Bentley Continental GT coupe review
"The Bentley Continental GT has been reborn with improved technology that makes it feel lighter and nimbler than before"
- Improved technology
- Incredible interior quality
- More exciting to drive than predecessor
- Limited rear space
- Thirsty engines
- Expensive options
After more than half a decade in the making, the third-generation Bentley Continental GT coupe has arrived to take on luxurious exotica like the Aston Martin DB11, Mercedes-AMG GT and Ferrari 812 Superfast.
Its predecessor popularised Bentley and became the marque's best-selling model of all time. Now, as the Volkswagen Group's ownership of the British brand is old news and Bentley looks towards an electrified future, the Continental GT has never been better at offering its owners transport from one side of Europe to the other with a lot more potential for fun along the way.
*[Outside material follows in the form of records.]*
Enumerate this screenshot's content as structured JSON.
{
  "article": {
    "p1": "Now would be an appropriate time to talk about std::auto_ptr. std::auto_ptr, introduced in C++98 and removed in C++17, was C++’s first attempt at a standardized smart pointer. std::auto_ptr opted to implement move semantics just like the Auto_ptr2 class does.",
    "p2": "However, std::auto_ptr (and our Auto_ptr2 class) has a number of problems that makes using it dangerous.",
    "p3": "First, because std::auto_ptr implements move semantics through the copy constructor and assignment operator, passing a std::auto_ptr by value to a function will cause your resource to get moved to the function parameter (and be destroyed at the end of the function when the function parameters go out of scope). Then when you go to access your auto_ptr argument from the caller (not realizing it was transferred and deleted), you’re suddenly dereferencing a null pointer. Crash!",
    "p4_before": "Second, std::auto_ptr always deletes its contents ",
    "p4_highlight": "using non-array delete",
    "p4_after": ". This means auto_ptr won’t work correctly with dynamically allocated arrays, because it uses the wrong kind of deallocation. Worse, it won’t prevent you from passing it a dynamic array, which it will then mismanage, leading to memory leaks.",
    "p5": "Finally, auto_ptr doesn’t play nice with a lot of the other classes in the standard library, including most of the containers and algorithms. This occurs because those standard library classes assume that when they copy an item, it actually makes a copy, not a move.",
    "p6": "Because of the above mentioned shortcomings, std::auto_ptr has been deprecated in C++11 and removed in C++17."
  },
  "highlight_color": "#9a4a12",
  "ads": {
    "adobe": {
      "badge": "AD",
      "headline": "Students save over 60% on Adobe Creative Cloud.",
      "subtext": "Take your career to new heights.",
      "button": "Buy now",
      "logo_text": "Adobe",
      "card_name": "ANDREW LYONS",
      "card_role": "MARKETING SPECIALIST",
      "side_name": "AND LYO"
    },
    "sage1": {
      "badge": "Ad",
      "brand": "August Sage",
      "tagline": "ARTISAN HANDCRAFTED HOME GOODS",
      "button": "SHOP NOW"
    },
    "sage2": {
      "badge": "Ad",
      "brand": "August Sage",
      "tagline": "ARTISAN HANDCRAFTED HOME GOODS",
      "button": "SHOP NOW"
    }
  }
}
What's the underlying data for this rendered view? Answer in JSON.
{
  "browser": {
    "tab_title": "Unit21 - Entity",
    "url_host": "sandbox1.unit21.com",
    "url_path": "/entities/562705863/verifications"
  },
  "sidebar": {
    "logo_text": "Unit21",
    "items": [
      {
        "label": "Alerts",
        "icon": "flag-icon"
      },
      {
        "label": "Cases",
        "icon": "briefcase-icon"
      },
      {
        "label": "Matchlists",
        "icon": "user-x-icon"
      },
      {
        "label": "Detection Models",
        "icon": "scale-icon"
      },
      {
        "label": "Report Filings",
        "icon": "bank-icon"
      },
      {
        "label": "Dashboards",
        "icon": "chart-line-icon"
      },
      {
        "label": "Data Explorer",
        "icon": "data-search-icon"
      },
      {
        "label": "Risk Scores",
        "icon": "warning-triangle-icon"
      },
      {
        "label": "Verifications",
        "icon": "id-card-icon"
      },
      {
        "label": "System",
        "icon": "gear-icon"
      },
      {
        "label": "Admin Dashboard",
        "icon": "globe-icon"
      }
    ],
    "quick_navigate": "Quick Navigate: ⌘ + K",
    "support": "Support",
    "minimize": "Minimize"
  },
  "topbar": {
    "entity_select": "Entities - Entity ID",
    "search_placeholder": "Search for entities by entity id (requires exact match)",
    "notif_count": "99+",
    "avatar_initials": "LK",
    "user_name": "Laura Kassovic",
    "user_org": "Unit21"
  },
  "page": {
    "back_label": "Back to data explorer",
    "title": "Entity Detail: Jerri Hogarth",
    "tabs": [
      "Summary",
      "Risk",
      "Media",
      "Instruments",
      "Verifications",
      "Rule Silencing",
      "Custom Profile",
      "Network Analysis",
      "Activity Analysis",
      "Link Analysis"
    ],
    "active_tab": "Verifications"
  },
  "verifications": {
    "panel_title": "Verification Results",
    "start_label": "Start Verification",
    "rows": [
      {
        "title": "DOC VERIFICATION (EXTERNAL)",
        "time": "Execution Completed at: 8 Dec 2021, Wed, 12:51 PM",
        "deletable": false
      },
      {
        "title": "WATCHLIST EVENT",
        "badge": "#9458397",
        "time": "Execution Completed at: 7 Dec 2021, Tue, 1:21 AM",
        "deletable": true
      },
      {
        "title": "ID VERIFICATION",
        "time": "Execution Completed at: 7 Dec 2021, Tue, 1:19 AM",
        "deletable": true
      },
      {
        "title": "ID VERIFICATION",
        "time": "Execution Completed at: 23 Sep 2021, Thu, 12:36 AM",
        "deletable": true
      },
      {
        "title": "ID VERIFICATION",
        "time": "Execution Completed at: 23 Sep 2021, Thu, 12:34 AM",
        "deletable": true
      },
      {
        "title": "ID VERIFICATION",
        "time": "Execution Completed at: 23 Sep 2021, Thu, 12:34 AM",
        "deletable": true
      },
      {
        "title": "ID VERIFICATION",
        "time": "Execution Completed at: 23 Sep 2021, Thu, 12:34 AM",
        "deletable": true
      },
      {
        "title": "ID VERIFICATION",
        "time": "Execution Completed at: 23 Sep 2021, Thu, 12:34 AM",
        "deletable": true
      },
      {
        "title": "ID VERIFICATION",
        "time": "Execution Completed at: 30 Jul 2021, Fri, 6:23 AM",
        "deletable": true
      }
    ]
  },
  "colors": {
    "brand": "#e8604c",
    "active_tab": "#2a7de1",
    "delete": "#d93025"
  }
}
Not only is the Continental GT 100% new, it shares its underpinnings with the Porsche Panamera, and Bentley engineers were embedded with Porsche during its inception to ensure they’d end up with exactly the toolkit they’d need to develop the ultimate two-door Bentley.
A design overhaul, complete with muscular proportions and a more ground-hugging appearance, give Bentley's most sporting model much more purpose this time around. It isn’t any longer than before but the wheels have been teased out to each corner for a more athletic stance, while forming the panels at 500 degrees Celsius has resulted in sharp edges and creases that add muscle to the overall design. A Blackline pack that sees chrome replaced by gloss black trim also points to the Continental's popularity with a younger set of buyers who prefer more aggressive looks.
A new 6.0-litre W12 twin-turbo engine arrived first but it was subsequently joined by a smaller V8 – a petrol-electric V6 plug-in hybrid may eventually join the range too. Significant changes meant the W12 model was much sharper than its predecessor, but the less expensive and lighter V8 model is still absurdly quick. Perhaps for this reason, the Continental GT and GT Mulliner now come with only the V8 engine, with a tuned version of the W12 only available in the flagship GT Speed. This also has a host of chassis upgrades to make it one of the most exciting Bentleys to drive ever.
In all versions, the engine now sits nearer the centre of the car and there's a new eight-speed gearbox and suspension. The heavyweight GT belies its size on track, handling more like a four-wheel-drive sports saloon, but adaptable suspension allows everything to be softened when Comfort mode is chosen. An electronically controlled limited-slip differential appears in the GT Speed for the first time, making the coupe even more playful, while enormous optional carbon-ceramic brakes help deal with the extra power.
The Continental's occupants have plenty to enjoy inside, from the delightful leather massaging seats to the new 12.3-inch infotainment display that can be hidden at the press of a button when Bentley's rotating display is chosen as an option. As always, each customer is also able to specify their GT to be completely unique, from the shade of the leather to the wooden veneer and optional audio systems.
Bentley interiors have long been among the finest in the world, but now the latest chassis and infotainment technology has been added to the mix, the Continental GT has become arguably the best all-round grand tourer on sale.